(Data listing):
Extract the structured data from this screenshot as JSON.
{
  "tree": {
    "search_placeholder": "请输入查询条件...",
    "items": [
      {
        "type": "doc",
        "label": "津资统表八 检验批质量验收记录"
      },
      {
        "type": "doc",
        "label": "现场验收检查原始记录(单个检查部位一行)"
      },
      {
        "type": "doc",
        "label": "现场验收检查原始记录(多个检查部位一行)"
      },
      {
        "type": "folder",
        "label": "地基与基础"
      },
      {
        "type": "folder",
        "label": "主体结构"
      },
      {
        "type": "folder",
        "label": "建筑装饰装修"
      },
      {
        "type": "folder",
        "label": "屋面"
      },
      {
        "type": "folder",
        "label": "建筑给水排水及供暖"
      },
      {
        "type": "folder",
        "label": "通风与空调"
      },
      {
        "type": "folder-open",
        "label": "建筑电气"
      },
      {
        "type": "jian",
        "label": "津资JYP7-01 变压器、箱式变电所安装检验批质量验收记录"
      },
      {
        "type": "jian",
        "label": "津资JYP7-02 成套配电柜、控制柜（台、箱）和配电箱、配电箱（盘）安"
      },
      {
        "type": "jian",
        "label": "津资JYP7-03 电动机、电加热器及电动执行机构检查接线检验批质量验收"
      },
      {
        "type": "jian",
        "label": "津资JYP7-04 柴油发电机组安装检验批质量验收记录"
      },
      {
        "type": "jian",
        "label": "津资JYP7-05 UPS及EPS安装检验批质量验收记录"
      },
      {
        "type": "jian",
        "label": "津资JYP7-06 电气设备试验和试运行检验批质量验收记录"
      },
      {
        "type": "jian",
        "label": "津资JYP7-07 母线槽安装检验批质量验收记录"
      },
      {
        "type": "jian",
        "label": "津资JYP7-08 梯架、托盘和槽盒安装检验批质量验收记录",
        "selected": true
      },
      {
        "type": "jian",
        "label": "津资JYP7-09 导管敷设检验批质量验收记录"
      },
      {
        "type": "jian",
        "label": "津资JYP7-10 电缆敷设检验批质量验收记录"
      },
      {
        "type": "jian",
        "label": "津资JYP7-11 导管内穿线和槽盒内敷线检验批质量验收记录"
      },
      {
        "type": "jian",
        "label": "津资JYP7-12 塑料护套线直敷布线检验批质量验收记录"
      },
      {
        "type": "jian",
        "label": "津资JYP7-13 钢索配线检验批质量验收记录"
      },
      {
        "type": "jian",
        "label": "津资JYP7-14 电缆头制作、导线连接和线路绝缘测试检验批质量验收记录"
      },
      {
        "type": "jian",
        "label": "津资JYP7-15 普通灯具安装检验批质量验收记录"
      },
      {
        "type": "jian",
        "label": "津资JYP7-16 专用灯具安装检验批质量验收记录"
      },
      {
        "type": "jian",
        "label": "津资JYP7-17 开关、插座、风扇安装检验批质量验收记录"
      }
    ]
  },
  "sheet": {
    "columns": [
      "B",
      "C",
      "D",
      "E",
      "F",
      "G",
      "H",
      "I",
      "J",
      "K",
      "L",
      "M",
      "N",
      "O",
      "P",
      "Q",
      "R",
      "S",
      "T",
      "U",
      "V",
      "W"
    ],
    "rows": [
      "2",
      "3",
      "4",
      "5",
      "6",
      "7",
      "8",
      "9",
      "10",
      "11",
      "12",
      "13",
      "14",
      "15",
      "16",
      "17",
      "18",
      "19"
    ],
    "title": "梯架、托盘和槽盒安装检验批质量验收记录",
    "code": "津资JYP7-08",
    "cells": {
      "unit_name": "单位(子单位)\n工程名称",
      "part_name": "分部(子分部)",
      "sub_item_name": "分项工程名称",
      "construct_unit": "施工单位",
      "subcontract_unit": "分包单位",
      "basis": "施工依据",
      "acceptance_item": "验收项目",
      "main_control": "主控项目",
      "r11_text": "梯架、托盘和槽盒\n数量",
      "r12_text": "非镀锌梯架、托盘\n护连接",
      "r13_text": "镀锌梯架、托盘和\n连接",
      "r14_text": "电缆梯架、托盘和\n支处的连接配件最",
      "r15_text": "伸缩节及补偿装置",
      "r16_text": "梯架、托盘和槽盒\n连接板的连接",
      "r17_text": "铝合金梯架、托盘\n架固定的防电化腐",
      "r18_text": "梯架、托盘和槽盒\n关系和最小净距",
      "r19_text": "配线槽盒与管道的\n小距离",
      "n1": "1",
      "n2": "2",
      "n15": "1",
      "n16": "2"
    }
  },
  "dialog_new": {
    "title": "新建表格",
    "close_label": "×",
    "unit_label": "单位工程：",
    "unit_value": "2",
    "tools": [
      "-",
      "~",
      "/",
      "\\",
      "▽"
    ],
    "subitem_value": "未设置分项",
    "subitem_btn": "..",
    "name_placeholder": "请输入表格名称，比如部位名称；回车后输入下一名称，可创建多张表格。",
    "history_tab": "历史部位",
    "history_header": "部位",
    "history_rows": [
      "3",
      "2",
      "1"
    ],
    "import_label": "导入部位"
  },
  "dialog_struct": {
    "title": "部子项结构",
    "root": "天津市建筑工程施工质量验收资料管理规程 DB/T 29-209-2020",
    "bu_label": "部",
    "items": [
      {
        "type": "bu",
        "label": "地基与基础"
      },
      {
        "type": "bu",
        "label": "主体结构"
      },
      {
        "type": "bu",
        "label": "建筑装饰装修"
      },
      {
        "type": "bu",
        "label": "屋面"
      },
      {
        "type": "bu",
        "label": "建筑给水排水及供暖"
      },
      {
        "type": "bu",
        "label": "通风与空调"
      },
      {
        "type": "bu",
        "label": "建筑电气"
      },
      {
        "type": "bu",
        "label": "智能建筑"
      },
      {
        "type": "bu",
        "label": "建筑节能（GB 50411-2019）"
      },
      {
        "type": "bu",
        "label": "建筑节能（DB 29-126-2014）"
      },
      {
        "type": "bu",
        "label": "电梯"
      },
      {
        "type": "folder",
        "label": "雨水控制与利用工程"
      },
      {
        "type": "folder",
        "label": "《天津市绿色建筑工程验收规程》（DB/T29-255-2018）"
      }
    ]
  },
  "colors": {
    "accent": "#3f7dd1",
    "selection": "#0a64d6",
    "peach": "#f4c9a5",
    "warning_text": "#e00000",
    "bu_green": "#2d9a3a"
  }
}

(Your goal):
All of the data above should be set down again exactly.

(Result below):
Extract the structured data from this screenshot as JSON.
{
  "tree": {
    "search_placeholder": "请输入查询条件...",
    "items": [
      {
        "type": "doc",
        "label": "津资统表八 检验批质量验收记录"
      },
      {
        "type": "doc",
        "label": "现场验收检查原始记录(单个检查部位一行)"
      },
      {
        "type": "doc",
        "label": "现场验收检查原始记录(多个检查部位一行)"
      },
      {
        "type": "folder",
        "label": "地基与基础"
      },
      {
        "type": "folder",
        "label": "主体结构"
      },
      {
        "type": "folder",
        "label": "建筑装饰装修"
      },
      {
        "type": "folder",
        "label": "屋面"
      },
      {
        "type": "folder",
        "label": "建筑给水排水及供暖"
      },
      {
        "type": "folder",
        "label": "通风与空调"
      },
      {
        "type": "folder-open",
        "label": "建筑电气"
      },
      {
        "type": "jian",
        "label": "津资JYP7-01 变压器、箱式变电所安装检验批质量验收记录"
      },
      {
        "type": "jian",
        "label": "津资JYP7-02 成套配电柜、控制柜（台、箱）和配电箱、配电箱（盘）安"
      },
      {
        "type": "jian",
        "label": "津资JYP7-03 电动机、电加热器及电动执行机构检查接线检验批质量验收"
      },
      {
        "type": "jian",
        "label": "津资JYP7-04 柴油发电机组安装检验批质量验收记录"
      },
      {
        "type": "jian",
        "label": "津资JYP7-05 UPS及EPS安装检验批质量验收记录"
      },
      {
        "type": "jian",
        "label": "津资JYP7-06 电气设备试验和试运行检验批质量验收记录"
      },
      {
        "type": "jian",
        "label": "津资JYP7-07 母线槽安装检验批质量验收记录"
      },
      {
        "type": "jian",
        "label": "津资JYP7-08 梯架、托盘和槽盒安装检验批质量验收记录",
        "selected": true
      },
      {
        "type": "jian",
        "label": "津资JYP7-09 导管敷设检验批质量验收记录"
      },
      {
        "type": "jian",
        "label": "津资JYP7-10 电缆敷设检验批质量验收记录"
      },
      {
        "type": "jian",
        "label": "津资JYP7-11 导管内穿线和槽盒内敷线检验批质量验收记录"
      },
      {
        "type": "jian",
        "label": "津资JYP7-12 塑料护套线直敷布线检验批质量验收记录"
      },
      {
        "type": "jian",
        "label": "津资JYP7-13 钢索配线检验批质量验收记录"
      },
      {
        "type": "jian",
        "label": "津资JYP7-14 电缆头制作、导线连接和线路绝缘测试检验批质量验收记录"
      },
      {
        "type": "jian",
        "label": "津资JYP7-15 普通灯具安装检验批质量验收记录"
      },
      {
        "type": "jian",
        "label": "津资JYP7-16 专用灯具安装检验批质量验收记录"
      },
      {
        "type": "jian",
        "label": "津资JYP7-17 开关、插座、风扇安装检验批质量验收记录"
      }
    ]
  },
  "sheet": {
    "columns": [
      "B",
      "C",
      "D",
      "E",
      "F",
      "G",
      "H",
      "I",
      "J",
      "K",
      "L",
      "M",
      "N",
      "O",
      "P",
      "Q",
      "R",
      "S",
      "T",
      "U",
      "V",
      "W"
    ],
    "rows": [
      "2",
      "3",
      "4",
      "5",
      "6",
      "7",
      "8",
      "9",
      "10",
      "11",
      "12",
      "13",
      "14",
      "15",
      "16",
      "17",
      "18",
      "19"
    ],
    "title": "梯架、托盘和槽盒安装检验批质量验收记录",
    "code": "津资JYP7-08",
    "cells": {
      "unit_name": "单位(子单位)\n工程名称",
      "part_name": "分部(子分部)",
      "sub_item_name": "分项工程名称",
      "construct_unit": "施工单位",
      "subcontract_unit": "分包单位",
      "basis": "施工依据",
      "acceptance_item": "验收项目",
      "main_control": "主控项目",
      "r11_text": "梯架、托盘和槽盒\n数量",
      "r12_text": "非镀锌梯架、托盘\n护连接",
      "r13_text": "镀锌梯架、托盘和\n连接",
      "r14_text": "电缆梯架、托盘和\n支处的连接配件最",
      "r15_text": "伸缩节及补偿装置",
      "r16_text": "梯架、托盘和槽盒\n连接板的连接",
      "r17_text": "铝合金梯架、托盘\n架固定的防电化腐",
      "r18_text": "梯架、托盘和槽盒\n关系和最小净距",
      "r19_text": "配线槽盒与管道的\n小距离",
      "n1": "1",
      "n2": "2",
      "n15": "1",
      "n16": "2"
    }
  },
  "dialog_new": {
    "title": "新建表格",
    "close_label": "×",
    "unit_label": "单位工程：",
    "unit_value": "2",
    "tools": [
      "-",
      "~",
      "/",
      "\\",
      "▽"
    ],
    "subitem_value": "未设置分项",
    "subitem_btn": "..",
    "name_placeholder": "请输入表格名称，比如部位名称；回车后输入下一名称，可创建多张表格。",
    "history_tab": "历史部位",
    "history_header": "部位",
    "history_rows": [
      "3",
      "2",
      "1"
    ],
    "import_label": "导入部位"
  },
  "dialog_struct": {
    "title": "部子项结构",
    "root": "天津市建筑工程施工质量验收资料管理规程 DB/T 29-209-2020",
    "bu_label": "部",
    "items": [
      {
        "type": "bu",
        "label": "地基与基础"
      },
      {
        "type": "bu",
        "label": "主体结构"
      },
      {
        "type": "bu",
        "label": "建筑装饰装修"
      },
      {
        "type": "bu",
        "label": "屋面"
      },
      {
        "type": "bu",
        "label": "建筑给水排水及供暖"
      },
      {
        "type": "bu",
        "label": "通风与空调"
      },
      {
        "type": "bu",
        "label": "建筑电气"
      },
      {
        "type": "bu",
        "label": "智能建筑"
      },
      {
        "type": "bu",
        "label": "建筑节能（GB 50411-2019）"
      },
      {
        "type": "bu",
        "label": "建筑节能（DB 29-126-2014）"
      },
      {
        "type": "bu",
        "label": "电梯"
      },
      {
        "type": "folder",
        "label": "雨水控制与利用工程"
      },
      {
        "type": "folder",
        "label": "《天津市绿色建筑工程验收规程》（DB/T29-255-2018）"
      }
    ]
  },
  "colors": {
    "accent": "#3f7dd1",
    "selection": "#0a64d6",
    "peach": "#f4c9a5",
    "warning_text": "#e00000",
    "bu_green": "#2d9a3a"
  }
}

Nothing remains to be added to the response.